Interview: Darius Sollohub of the NJIT School of Architecture

Newark is the fastest growing city in the Northeast, leading the nationwide trend of people migrating into cities. The Wall Street Journal ran a piece describing the demographic aspect of this move — boomers and millennials, mostly — and identifying higher energy prices as one of the main reasons for this trend.

The Journal (and a similar CNN piece that ran the day before) described the New Urbamism phenomenon, which closely identifies with walkable neighborhoods intended to encourage community. To get some insight into the New Urbanism movement and how Newark’s future is being guided from an urban design perspective, I interviewed Darius Sollohub, Associate Professor of Architecture at NJIT.

The interview is about 31 minutes. Press the play button below to listen.


On the podcast, we discussed:


  • Darius’ history with the NJIT School of Architecture and how the school has participated in research and advisory in the city
  • What New Urbanism means, the origins of the movement, and some of the critiques and benefits
  • How Newark’s redevelopment can benefit from the New Urbanism model
  • Whether Newark is taking the right approach in its urban design, and how design can make a difference in urban problems like crime and quality of life
  • Bonus!

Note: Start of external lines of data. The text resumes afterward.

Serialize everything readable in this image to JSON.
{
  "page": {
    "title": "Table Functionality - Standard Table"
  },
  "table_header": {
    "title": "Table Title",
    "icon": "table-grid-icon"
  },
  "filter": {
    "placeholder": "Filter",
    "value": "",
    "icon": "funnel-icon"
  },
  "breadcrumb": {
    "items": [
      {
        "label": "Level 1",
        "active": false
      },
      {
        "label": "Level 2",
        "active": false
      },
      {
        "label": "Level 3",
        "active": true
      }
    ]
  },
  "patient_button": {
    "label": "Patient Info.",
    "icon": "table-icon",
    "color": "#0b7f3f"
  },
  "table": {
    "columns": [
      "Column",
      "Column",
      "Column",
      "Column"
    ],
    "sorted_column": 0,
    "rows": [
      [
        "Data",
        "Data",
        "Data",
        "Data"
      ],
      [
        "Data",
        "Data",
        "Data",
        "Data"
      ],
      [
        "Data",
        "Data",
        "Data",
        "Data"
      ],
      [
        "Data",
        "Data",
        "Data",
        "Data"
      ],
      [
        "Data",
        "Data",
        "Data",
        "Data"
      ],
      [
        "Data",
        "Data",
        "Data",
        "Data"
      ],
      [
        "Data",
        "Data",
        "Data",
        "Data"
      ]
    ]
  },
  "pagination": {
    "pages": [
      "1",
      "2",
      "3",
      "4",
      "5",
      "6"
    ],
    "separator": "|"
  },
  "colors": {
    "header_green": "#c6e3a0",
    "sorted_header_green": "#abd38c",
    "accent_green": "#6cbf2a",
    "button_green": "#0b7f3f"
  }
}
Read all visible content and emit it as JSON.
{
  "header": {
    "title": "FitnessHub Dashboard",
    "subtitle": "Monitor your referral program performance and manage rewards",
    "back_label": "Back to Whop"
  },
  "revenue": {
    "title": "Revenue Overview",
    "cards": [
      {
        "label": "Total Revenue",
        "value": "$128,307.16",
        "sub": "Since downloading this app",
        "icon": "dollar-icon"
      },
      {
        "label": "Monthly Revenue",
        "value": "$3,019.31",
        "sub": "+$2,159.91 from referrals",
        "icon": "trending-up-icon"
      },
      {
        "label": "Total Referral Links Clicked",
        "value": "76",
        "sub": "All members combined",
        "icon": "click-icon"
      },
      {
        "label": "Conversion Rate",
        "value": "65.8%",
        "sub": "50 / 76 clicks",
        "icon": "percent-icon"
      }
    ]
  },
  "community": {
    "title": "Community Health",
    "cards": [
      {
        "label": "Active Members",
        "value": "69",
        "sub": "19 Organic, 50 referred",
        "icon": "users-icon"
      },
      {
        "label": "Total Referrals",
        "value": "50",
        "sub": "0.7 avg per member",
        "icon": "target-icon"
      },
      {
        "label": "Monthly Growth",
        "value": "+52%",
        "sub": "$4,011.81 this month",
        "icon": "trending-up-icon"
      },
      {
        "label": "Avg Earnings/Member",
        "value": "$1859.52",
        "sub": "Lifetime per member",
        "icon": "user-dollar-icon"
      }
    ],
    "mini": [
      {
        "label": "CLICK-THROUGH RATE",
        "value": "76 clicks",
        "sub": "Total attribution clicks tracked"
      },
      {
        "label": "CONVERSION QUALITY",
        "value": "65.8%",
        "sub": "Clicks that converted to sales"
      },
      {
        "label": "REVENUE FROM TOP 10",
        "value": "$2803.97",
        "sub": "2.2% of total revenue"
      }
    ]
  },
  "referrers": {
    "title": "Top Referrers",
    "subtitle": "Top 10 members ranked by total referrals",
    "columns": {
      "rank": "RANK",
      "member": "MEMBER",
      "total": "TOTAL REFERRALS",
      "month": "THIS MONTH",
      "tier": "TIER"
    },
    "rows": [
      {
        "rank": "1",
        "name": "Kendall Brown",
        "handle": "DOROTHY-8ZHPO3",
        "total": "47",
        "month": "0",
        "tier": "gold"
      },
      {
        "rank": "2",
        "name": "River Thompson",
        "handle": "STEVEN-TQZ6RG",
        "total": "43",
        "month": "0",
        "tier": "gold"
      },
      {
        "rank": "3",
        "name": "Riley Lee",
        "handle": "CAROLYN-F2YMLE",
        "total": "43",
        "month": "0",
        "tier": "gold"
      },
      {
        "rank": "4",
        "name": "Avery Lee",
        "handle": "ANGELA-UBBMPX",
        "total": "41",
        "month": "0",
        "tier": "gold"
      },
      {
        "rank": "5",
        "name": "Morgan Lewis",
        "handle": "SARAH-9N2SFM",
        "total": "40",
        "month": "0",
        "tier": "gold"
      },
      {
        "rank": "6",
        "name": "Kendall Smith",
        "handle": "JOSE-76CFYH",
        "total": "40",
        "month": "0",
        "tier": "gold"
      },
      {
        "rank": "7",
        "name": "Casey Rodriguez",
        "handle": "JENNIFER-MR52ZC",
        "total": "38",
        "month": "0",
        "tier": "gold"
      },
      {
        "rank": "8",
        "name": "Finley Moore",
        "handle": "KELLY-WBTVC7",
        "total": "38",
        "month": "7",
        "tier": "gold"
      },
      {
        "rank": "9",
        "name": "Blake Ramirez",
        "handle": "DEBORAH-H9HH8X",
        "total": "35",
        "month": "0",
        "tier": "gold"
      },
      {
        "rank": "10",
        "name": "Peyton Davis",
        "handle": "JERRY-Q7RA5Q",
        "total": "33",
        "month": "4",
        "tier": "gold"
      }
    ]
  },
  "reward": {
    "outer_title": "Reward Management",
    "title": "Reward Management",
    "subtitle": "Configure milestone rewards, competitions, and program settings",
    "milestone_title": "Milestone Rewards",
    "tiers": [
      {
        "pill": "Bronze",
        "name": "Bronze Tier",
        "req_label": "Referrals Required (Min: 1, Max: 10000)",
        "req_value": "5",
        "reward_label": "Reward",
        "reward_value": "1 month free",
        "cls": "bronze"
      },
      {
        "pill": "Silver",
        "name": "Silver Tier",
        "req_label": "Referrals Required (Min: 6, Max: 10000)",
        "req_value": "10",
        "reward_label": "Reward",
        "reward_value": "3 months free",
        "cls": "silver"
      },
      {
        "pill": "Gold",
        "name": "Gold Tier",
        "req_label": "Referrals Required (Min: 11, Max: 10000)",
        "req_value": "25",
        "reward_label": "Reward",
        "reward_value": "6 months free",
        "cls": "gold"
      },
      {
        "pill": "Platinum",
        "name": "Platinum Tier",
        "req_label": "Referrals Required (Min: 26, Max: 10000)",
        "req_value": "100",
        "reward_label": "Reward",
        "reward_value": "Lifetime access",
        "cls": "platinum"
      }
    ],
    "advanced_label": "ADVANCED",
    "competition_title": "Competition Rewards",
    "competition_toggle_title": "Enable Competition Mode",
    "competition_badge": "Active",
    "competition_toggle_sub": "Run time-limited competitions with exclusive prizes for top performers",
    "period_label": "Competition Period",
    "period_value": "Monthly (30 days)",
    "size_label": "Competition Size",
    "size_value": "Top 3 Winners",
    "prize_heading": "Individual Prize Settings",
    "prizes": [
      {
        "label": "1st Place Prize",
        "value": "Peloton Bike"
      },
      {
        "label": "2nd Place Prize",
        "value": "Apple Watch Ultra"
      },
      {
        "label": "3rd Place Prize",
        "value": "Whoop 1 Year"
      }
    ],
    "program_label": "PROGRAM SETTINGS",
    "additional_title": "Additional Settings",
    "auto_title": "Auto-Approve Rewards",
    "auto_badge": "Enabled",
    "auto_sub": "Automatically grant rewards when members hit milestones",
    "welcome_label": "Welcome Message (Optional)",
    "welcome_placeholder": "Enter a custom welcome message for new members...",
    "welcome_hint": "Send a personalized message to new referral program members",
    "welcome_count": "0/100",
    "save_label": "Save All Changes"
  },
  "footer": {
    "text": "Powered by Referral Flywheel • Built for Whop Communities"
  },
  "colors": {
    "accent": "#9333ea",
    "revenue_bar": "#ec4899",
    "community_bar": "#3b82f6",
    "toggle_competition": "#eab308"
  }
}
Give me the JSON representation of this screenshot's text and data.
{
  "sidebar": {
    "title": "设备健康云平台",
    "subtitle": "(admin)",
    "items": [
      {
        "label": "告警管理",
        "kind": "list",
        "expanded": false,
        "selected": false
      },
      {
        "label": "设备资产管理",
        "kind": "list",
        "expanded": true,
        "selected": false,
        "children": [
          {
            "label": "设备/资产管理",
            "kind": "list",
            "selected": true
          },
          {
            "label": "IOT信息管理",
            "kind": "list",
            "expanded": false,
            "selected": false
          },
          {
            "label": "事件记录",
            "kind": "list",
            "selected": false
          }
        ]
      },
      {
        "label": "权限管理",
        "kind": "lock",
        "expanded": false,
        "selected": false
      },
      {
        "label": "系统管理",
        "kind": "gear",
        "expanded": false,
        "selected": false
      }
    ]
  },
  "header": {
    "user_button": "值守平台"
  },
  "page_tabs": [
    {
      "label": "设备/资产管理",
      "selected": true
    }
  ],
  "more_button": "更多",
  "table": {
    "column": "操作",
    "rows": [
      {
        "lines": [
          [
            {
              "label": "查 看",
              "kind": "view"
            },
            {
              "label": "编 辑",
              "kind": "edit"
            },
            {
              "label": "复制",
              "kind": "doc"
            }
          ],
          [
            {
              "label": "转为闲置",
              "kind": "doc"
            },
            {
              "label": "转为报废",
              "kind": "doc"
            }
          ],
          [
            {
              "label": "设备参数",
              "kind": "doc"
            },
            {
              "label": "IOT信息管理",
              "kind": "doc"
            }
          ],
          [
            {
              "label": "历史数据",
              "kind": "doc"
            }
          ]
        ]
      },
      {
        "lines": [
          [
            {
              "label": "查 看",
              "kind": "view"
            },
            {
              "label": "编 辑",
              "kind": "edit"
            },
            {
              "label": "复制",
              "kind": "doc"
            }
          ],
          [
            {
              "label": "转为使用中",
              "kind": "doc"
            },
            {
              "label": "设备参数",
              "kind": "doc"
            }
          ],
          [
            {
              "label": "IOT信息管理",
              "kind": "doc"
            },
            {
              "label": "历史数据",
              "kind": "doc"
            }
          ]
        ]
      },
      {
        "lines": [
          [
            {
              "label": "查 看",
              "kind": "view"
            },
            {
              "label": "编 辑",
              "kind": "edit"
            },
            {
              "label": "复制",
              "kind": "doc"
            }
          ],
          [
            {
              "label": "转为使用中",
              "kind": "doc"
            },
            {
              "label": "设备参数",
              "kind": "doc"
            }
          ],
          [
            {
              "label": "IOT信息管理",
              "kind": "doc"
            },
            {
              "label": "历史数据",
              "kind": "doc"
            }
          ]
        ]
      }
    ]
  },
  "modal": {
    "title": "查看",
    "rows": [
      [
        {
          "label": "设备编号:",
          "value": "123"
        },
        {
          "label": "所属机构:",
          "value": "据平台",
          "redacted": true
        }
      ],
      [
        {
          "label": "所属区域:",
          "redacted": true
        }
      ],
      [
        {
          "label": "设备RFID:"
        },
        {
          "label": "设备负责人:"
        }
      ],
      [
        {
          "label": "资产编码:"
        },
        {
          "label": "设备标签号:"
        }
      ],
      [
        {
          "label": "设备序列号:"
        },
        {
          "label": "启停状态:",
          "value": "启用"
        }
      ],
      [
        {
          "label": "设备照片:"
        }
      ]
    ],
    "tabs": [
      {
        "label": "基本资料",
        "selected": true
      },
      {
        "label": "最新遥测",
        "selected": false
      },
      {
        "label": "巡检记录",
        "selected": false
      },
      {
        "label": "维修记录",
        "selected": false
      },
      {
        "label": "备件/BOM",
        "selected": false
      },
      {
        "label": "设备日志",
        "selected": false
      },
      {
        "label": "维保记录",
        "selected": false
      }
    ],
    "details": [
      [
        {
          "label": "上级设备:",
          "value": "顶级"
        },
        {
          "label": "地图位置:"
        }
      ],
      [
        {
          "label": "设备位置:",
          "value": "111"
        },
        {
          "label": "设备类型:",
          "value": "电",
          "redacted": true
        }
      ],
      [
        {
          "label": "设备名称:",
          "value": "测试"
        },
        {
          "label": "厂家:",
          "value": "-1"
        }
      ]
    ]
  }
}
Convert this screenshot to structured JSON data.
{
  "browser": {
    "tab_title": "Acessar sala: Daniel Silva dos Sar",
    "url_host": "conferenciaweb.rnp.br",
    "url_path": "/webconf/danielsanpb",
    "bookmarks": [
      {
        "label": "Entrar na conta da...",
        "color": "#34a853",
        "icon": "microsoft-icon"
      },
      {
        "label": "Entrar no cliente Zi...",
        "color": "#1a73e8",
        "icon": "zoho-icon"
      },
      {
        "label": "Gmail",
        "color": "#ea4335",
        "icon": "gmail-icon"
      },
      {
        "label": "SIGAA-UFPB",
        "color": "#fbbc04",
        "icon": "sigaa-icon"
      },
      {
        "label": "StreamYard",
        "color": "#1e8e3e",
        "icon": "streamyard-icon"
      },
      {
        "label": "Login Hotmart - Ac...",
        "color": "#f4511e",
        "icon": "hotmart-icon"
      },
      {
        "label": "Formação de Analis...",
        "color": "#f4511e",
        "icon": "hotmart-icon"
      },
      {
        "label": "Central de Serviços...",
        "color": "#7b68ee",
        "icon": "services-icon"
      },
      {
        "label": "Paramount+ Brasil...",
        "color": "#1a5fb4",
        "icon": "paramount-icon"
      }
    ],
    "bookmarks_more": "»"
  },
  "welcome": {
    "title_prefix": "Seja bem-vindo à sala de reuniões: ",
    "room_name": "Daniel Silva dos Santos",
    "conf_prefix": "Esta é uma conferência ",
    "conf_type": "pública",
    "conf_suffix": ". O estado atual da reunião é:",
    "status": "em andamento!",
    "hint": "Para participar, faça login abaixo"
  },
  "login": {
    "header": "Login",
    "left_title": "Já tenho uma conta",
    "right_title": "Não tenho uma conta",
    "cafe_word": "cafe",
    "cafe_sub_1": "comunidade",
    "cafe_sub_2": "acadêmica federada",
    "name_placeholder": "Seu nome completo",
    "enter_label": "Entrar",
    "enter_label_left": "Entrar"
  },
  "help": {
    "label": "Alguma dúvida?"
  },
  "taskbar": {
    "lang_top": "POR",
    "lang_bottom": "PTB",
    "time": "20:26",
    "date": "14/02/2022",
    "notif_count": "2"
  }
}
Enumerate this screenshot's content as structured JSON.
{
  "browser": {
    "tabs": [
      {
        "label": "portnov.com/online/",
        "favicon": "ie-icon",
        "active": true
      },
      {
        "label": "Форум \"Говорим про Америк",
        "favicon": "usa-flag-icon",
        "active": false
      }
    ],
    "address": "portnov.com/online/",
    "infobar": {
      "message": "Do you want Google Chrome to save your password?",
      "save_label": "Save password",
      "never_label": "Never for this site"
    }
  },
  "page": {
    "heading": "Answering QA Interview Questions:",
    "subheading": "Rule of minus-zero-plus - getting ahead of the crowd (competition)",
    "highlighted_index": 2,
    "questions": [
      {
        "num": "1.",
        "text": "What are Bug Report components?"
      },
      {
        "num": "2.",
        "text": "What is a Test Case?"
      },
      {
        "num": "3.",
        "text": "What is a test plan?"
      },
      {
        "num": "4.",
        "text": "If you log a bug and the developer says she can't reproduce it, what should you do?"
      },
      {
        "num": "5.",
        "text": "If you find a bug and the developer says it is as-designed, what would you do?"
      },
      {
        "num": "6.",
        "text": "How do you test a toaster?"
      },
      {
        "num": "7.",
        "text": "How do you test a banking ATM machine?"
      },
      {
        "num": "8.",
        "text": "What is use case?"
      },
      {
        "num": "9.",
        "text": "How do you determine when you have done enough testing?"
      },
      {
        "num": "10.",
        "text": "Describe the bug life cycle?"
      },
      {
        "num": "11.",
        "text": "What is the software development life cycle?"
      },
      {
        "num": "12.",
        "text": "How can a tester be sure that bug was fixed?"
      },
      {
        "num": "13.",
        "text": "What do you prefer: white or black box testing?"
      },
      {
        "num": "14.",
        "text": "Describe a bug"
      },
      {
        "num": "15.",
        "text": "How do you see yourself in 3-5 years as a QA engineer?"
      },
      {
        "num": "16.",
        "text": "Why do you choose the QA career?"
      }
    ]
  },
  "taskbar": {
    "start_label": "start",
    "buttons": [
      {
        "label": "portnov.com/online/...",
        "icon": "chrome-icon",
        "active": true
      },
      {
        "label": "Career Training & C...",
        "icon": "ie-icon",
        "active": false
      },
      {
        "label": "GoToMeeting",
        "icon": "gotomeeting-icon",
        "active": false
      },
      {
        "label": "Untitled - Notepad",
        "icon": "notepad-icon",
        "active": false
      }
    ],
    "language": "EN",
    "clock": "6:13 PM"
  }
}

What will Newark be like in five years?

Newark Mayor Fed Up with Cheap Box Houses

Newark Mayor Fed Up with Cheap Box Houses
From a December All Things Considered on NPR.

A building boom in Newark, N.J. has produced rows of bland, cheaply made houses. Frustrated with these “Bayonne boxes,” Mayor Booker has enlisted a group of architects to come up with better, more varied, housing for the city.

Star Ledger: ‘Bayonne boxes’ may get the boot in Newark

‘Bayonne boxes’ may get the boot in Newark
We’ve lived in a rental unit in a Bayonne Box for almost four years, and, while the building is livable, it’s certainly not inspiring. The tight proximity to the building next door means that we have to light the apartment during most of the day — every other room other than the living room is dark.

The new regulations, which are doubtless the result of the recent planning forum hosted at the Newark Museum last fall, should help to reinvigorate the city’s landscape with more interesting and sustainable structures. Zemin Zhang, a Daily Newarker contributing writer, wrote two excellent pieces about the Bayonne Box phenomenon:

As for us, we’ll be moving out of this building later this year into what we hope to be a more architecturally optimistic space.

The revised Newark regulations call for uniform setbacks, additional windows, narrower driveways, larger backyards and increased space between houses.

The city is also encouraging the use of balconies, bay windows, stoops and porches and is calling for 30 percent of the front of homes to be filled with windows.

The city is also recommending significant changes for driveways and parking. In order to encourage mass transit, officials plan to wave the one space per dwelling require ment if the home is within 1,200 feet of a station for the light rail, PATH train or NJ Transit bus station.